START Records shown

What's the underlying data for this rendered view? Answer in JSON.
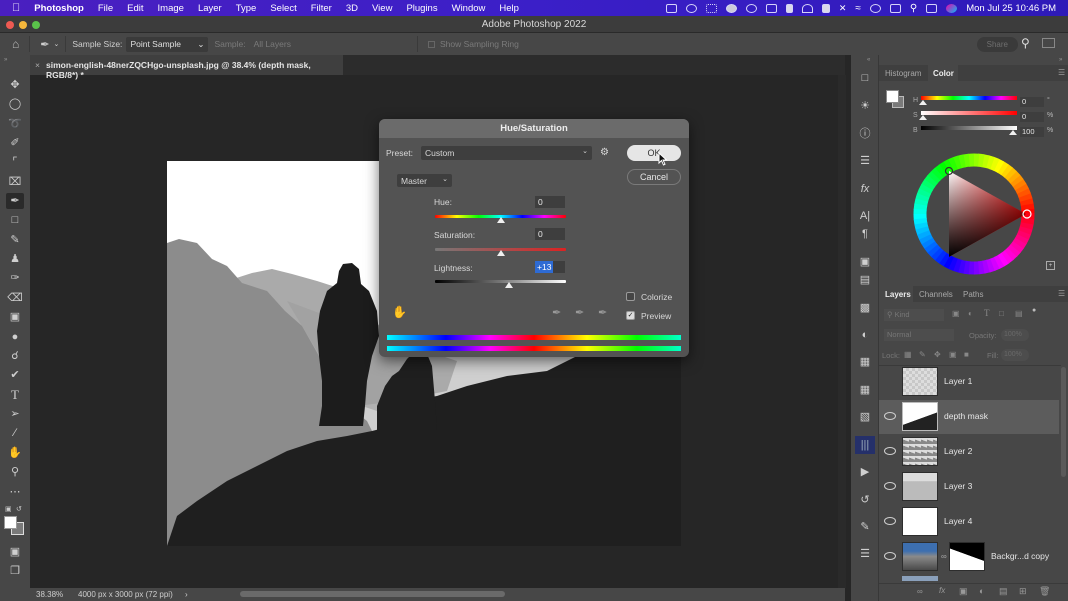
{
  "menubar": {
    "apple": "",
    "app_name": "Photoshop",
    "items": [
      "File",
      "Edit",
      "Image",
      "Layer",
      "Type",
      "Select",
      "Filter",
      "3D",
      "View",
      "Plugins",
      "Window",
      "Help"
    ],
    "status_icons": [
      "screen-record-icon",
      "creative-cloud-icon",
      "dropbox-icon",
      "globe-icon",
      "screencast-icon",
      "airplay-icon",
      "bookmark-icon",
      "arc-icon",
      "layout-icon",
      "bluetooth-icon",
      "wifi-icon",
      "user-icon",
      "battery-icon",
      "search-icon",
      "control-center-icon",
      "siri-icon"
    ],
    "clock": "Mon Jul 25  10:46 PM"
  },
  "window": {
    "title": "Adobe Photoshop 2022"
  },
  "options_bar": {
    "sample_size_label": "Sample Size:",
    "sample_size_value": "Point Sample",
    "sample_label": "Sample:",
    "sample_value": "All Layers",
    "show_sampling_ring": "Show Sampling Ring",
    "share": "Share"
  },
  "document": {
    "tab_title": "simon-english-48nerZQCHgo-unsplash.jpg @ 38.4% (depth mask, RGB/8*) *",
    "zoom": "38.38%",
    "dimensions": "4000 px x 3000 px (72 ppi)",
    "more": "›"
  },
  "dialog": {
    "title": "Hue/Saturation",
    "preset_label": "Preset:",
    "preset_value": "Custom",
    "channel": "Master",
    "hue_label": "Hue:",
    "hue_value": "0",
    "hue_position": 0.5,
    "saturation_label": "Saturation:",
    "saturation_value": "0",
    "saturation_position": 0.5,
    "lightness_label": "Lightness:",
    "lightness_value": "+13",
    "lightness_position": 0.565,
    "ok": "OK",
    "cancel": "Cancel",
    "colorize_label": "Colorize",
    "colorize_checked": false,
    "preview_label": "Preview",
    "preview_checked": true
  },
  "color_panel": {
    "tabs": [
      "Histogram",
      "Color"
    ],
    "active_tab": "Color",
    "h_label": "H",
    "h_value": "0",
    "h_unit": "°",
    "s_label": "S",
    "s_value": "0",
    "s_unit": "%",
    "b_label": "B",
    "b_value": "100",
    "b_unit": "%",
    "foreground": "#ffffff",
    "background": "#7a7a7a"
  },
  "layers_panel": {
    "tabs": [
      "Layers",
      "Channels",
      "Paths"
    ],
    "active_tab": "Layers",
    "filter_placeholder": "Kind",
    "blend_mode": "Normal",
    "opacity_label": "Opacity:",
    "opacity_value": "100%",
    "lock_label": "Lock:",
    "fill_label": "Fill:",
    "fill_value": "100%",
    "layers": [
      {
        "name": "Layer 1",
        "visible": false,
        "selected": false
      },
      {
        "name": "depth mask",
        "visible": true,
        "selected": true
      },
      {
        "name": "Layer 2",
        "visible": true,
        "selected": false
      },
      {
        "name": "Layer 3",
        "visible": true,
        "selected": false
      },
      {
        "name": "Layer 4",
        "visible": true,
        "selected": false
      },
      {
        "name": "Backgr...d copy",
        "visible": true,
        "selected": false
      }
    ]
  }
}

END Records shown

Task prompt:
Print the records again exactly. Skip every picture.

Solution to this task:
What's the underlying data for this rendered view? Answer in JSON.
{
  "menubar": {
    "apple": "",
    "app_name": "Photoshop",
    "items": [
      "File",
      "Edit",
      "Image",
      "Layer",
      "Type",
      "Select",
      "Filter",
      "3D",
      "View",
      "Plugins",
      "Window",
      "Help"
    ],
    "status_icons": [
      "screen-record-icon",
      "creative-cloud-icon",
      "dropbox-icon",
      "globe-icon",
      "screencast-icon",
      "airplay-icon",
      "bookmark-icon",
      "arc-icon",
      "layout-icon",
      "bluetooth-icon",
      "wifi-icon",
      "user-icon",
      "battery-icon",
      "search-icon",
      "control-center-icon",
      "siri-icon"
    ],
    "clock": "Mon Jul 25  10:46 PM"
  },
  "window": {
    "title": "Adobe Photoshop 2022"
  },
  "options_bar": {
    "sample_size_label": "Sample Size:",
    "sample_size_value": "Point Sample",
    "sample_label": "Sample:",
    "sample_value": "All Layers",
    "show_sampling_ring": "Show Sampling Ring",
    "share": "Share"
  },
  "document": {
    "tab_title": "simon-english-48nerZQCHgo-unsplash.jpg @ 38.4% (depth mask, RGB/8*) *",
    "zoom": "38.38%",
    "dimensions": "4000 px x 3000 px (72 ppi)",
    "more": "›"
  },
  "dialog": {
    "title": "Hue/Saturation",
    "preset_label": "Preset:",
    "preset_value": "Custom",
    "channel": "Master",
    "hue_label": "Hue:",
    "hue_value": "0",
    "hue_position": 0.5,
    "saturation_label": "Saturation:",
    "saturation_value": "0",
    "saturation_position": 0.5,
    "lightness_label": "Lightness:",
    "lightness_value": "+13",
    "lightness_position": 0.565,
    "ok": "OK",
    "cancel": "Cancel",
    "colorize_label": "Colorize",
    "colorize_checked": false,
    "preview_label": "Preview",
    "preview_checked": true
  },
  "color_panel": {
    "tabs": [
      "Histogram",
      "Color"
    ],
    "active_tab": "Color",
    "h_label": "H",
    "h_value": "0",
    "h_unit": "°",
    "s_label": "S",
    "s_value": "0",
    "s_unit": "%",
    "b_label": "B",
    "b_value": "100",
    "b_unit": "%",
    "foreground": "#ffffff",
    "background": "#7a7a7a"
  },
  "layers_panel": {
    "tabs": [
      "Layers",
      "Channels",
      "Paths"
    ],
    "active_tab": "Layers",
    "filter_placeholder": "Kind",
    "blend_mode": "Normal",
    "opacity_label": "Opacity:",
    "opacity_value": "100%",
    "lock_label": "Lock:",
    "fill_label": "Fill:",
    "fill_value": "100%",
    "layers": [
      {
        "name": "Layer 1",
        "visible": false,
        "selected": false
      },
      {
        "name": "depth mask",
        "visible": true,
        "selected": true
      },
      {
        "name": "Layer 2",
        "visible": true,
        "selected": false
      },
      {
        "name": "Layer 3",
        "visible": true,
        "selected": false
      },
      {
        "name": "Layer 4",
        "visible": true,
        "selected": false
      },
      {
        "name": "Backgr...d copy",
        "visible": true,
        "selected": false
      }
    ]
  }
}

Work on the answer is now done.